“We look forward to vindicating FDRLST Media in the U.S. Court of Appeals,” Dynar continued.

The NLRB denied a motion to allow Federalist editors Emily Jashinsky and Madeline Osburn to file a brief defending Domenech, legal documents showed. (RELATED: Amazon Warehouse Workers In Alabama Attempt To Be Company’s First Unionized Group)

The board ruled that Domenech must delete his tweet and that The Federalist must post forms notifying employees of their right to form a union. As of Wednesday afternoon, the tweet remained on Twitter.

“We find that employees would reasonably view the message as expressing an intent to take swift action against any employee who tried to unionize the Respondent,” the NLRB said in its Tuesday decision. “In addition, the reference to sending that employee ‘back to the salt mine’ reasonably implied that the response would be adverse.”

The complaint was filed by Joel Fleming, a lawyer based in Boston, Massachusetts who is unaffiliated with The Federalist, according to the NLRB decision.

“Eventually we’ll get to a real court,” Domenech wrote in his April WSJ op-ed. “Why bother when the stakes seem so low?
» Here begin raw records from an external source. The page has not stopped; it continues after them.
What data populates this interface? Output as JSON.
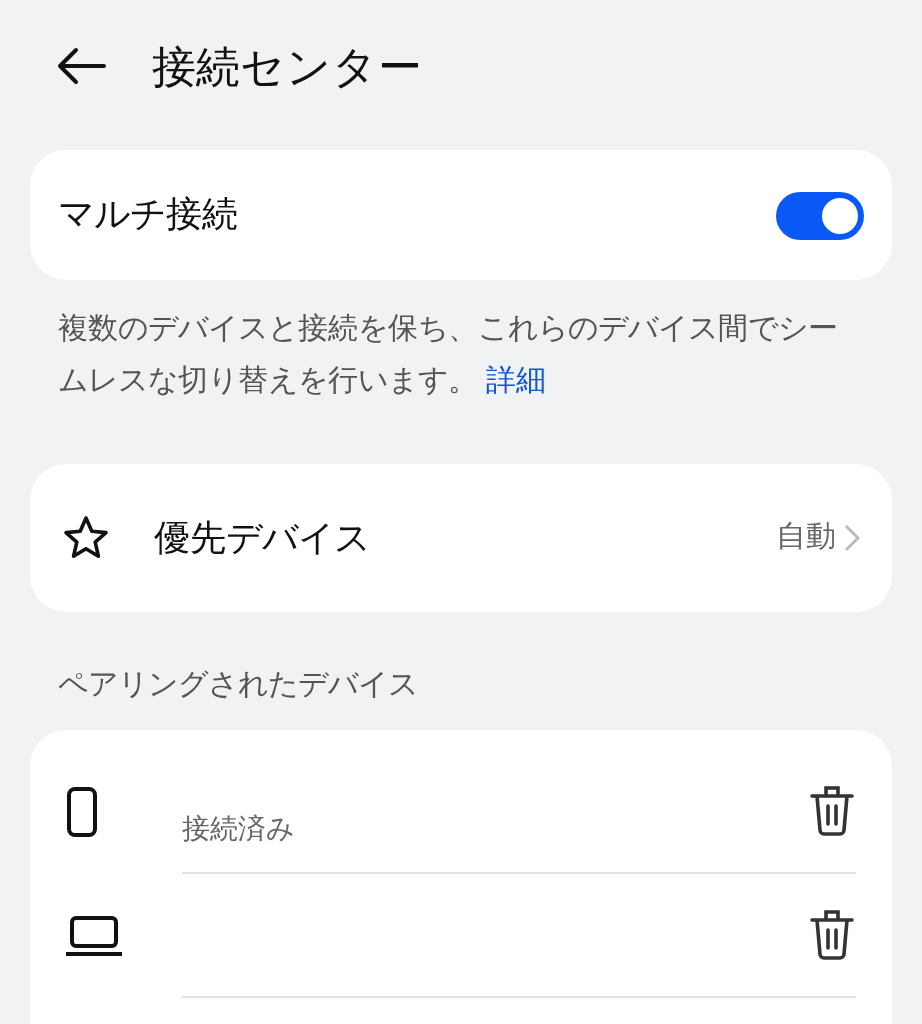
{
  "header": {
    "title": "接続センター"
  },
  "multi_connection": {
    "label": "マルチ接続",
    "on": true
  },
  "description": {
    "text": "複数のデバイスと接続を保ち、これらのデバイス間でシームレスな切り替えを行います。",
    "link": "詳細"
  },
  "preferred_device": {
    "label": "優先デバイス",
    "value": "自動"
  },
  "paired_devices": {
    "title": "ペアリングされたデバイス",
    "items": [
      {
        "kind": "phone",
        "status": "接続済み"
      },
      {
        "kind": "laptop"
      }
    ]
  }
}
Because they aren’t. It’s a matter of principle.”

The NLRB has previously ruled against Tesla Chief Executive Officer Elon Musk and settled with Barstool Sports co-founder Dave Portnoy over anti-union tweets they sent, Bloomberg Law reported. Bloomberg Law was the first to report the NLRB’s Tuesday decision.

Content created by The Daily Caller News Foundation is available without charge to any eligible news publisher that can provide a large audience. For licensing opportunities of our original content, please contact